As always, it might be that I didn’t get everything right (then I would be very happy to learn about the true nature of the Amadeus’ dealing with the lease interest expenses), and of course this is not an investment recommendation but only my subjective analytical result. But whether I am right or wrong, there are definitely some lessons to be learned from all these cases discussed above in this article:

  • Don’t set much store by companies’ Free Cash Flow definitions. Some companies state it before, some after interest expenses. Sometimes some specific operating expenses are excluded, sometimes not. In the course of the IFRS 16 adoption some companies change their view, others not. It might be that the stated measure is helpful for managing the company, it might be that it is only for investor impression reasons. Whatever it is: Use your own Free Cash Flow definition. It must fit to your valuation model. But discussing the reasons for the particular Free Cash Flow definition with the management – and learning from this – is always a good approach. This is the only reasonable way of dealing with this non-GAAP measure provided by companies.

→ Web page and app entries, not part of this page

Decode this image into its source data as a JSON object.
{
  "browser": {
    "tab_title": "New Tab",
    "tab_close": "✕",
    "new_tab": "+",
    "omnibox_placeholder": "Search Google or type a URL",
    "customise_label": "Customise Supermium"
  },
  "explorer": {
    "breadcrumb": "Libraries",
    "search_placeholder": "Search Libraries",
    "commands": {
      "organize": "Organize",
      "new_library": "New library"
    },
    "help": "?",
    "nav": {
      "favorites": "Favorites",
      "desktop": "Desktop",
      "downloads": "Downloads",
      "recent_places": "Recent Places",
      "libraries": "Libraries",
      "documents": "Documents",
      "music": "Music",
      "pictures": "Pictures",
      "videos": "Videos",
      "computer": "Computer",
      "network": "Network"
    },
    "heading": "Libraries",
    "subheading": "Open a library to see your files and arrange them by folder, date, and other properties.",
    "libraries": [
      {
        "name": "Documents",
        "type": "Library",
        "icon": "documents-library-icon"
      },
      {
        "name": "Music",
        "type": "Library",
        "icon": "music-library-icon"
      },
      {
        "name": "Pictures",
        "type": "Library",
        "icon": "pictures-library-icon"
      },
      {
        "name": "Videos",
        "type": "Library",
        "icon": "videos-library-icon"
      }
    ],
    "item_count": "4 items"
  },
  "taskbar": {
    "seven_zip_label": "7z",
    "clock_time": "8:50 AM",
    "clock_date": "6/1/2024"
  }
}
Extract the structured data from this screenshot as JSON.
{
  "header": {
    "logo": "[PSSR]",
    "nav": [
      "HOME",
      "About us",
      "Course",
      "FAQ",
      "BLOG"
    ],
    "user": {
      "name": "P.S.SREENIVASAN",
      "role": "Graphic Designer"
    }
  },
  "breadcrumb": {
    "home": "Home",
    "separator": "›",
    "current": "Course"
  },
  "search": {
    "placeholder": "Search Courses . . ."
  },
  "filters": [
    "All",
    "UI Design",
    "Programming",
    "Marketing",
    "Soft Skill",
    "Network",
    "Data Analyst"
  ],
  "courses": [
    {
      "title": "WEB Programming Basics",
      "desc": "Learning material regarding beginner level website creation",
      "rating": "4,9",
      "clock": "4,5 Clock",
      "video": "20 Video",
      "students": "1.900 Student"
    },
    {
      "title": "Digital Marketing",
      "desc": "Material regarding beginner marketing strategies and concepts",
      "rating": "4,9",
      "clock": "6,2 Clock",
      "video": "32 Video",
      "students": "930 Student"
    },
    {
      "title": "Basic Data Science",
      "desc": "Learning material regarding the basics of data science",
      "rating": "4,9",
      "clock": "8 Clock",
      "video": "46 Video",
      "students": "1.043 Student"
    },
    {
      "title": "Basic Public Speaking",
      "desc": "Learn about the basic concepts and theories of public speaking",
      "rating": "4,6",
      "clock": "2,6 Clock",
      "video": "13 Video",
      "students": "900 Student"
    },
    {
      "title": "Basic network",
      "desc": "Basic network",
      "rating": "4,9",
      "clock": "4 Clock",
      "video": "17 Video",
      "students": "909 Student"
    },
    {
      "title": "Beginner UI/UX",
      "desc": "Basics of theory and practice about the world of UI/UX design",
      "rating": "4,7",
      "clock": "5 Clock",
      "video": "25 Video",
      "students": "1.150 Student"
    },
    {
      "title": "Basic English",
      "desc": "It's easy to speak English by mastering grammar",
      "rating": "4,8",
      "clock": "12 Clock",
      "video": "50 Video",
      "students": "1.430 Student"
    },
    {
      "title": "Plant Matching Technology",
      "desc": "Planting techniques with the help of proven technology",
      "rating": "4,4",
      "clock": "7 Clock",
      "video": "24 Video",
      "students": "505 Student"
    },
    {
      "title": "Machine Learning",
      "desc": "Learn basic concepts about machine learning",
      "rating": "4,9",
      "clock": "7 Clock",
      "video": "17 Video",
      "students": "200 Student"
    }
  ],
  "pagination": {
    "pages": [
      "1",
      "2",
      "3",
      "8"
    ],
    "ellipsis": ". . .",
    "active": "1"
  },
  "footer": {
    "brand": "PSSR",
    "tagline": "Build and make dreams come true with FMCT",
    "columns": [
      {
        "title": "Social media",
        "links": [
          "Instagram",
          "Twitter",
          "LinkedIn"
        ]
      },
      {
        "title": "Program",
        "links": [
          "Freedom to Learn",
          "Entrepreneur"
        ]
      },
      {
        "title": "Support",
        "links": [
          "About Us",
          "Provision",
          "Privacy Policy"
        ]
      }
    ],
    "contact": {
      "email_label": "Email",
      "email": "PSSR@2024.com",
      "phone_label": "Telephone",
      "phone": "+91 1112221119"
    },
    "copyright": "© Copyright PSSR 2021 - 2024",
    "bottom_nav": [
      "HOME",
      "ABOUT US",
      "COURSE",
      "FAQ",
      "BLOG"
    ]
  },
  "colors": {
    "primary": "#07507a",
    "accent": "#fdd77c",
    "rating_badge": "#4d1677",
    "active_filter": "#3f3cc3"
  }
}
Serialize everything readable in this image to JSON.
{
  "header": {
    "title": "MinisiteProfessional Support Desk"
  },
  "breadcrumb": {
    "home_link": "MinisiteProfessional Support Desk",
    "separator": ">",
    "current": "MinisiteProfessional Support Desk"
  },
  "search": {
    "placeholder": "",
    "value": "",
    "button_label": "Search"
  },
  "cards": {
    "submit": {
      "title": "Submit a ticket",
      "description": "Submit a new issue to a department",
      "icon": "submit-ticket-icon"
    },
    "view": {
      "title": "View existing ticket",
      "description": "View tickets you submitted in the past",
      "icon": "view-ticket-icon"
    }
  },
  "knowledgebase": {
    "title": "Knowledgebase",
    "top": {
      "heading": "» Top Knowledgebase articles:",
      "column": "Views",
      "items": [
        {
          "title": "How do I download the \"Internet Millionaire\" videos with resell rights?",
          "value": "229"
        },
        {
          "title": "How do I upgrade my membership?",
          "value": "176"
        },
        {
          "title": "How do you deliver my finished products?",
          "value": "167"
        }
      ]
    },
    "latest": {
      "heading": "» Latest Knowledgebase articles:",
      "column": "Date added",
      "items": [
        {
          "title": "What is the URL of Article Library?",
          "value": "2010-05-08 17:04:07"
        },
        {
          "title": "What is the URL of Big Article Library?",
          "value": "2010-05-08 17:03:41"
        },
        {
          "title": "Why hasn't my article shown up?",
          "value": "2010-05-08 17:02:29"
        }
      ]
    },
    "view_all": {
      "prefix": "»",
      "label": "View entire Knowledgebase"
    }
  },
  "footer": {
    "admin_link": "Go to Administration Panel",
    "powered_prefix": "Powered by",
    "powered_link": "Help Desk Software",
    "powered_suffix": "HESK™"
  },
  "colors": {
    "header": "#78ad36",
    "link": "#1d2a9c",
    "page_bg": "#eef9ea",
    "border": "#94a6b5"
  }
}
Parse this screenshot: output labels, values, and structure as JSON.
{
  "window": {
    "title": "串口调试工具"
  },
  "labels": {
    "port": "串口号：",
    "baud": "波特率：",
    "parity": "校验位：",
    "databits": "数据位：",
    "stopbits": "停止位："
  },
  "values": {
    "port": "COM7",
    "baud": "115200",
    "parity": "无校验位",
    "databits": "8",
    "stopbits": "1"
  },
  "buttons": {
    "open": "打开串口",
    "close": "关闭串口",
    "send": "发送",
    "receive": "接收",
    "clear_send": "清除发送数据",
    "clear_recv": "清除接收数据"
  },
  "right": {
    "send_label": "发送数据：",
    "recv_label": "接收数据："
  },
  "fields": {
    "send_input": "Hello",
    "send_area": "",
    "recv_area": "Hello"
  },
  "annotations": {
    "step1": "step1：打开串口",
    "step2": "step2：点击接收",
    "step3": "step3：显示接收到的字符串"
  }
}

  • Take care if Free Cash Flow (or other non-GAAP measures) are the basis of management remuneration schemes. Then we can (and we have to) learn a lot on how management has an impact on performance measurement and on how it is incentivised to do a good job.
  • Similar to the last point, the introduction of IFRS 16 is a very interesting case of looking deeper into management’s general philosophy. We have an accounting shift from operating to financial. And we can take a lot of information out of this shift and management’s reactions thereof on how the company is run in its very basic and categorical terms.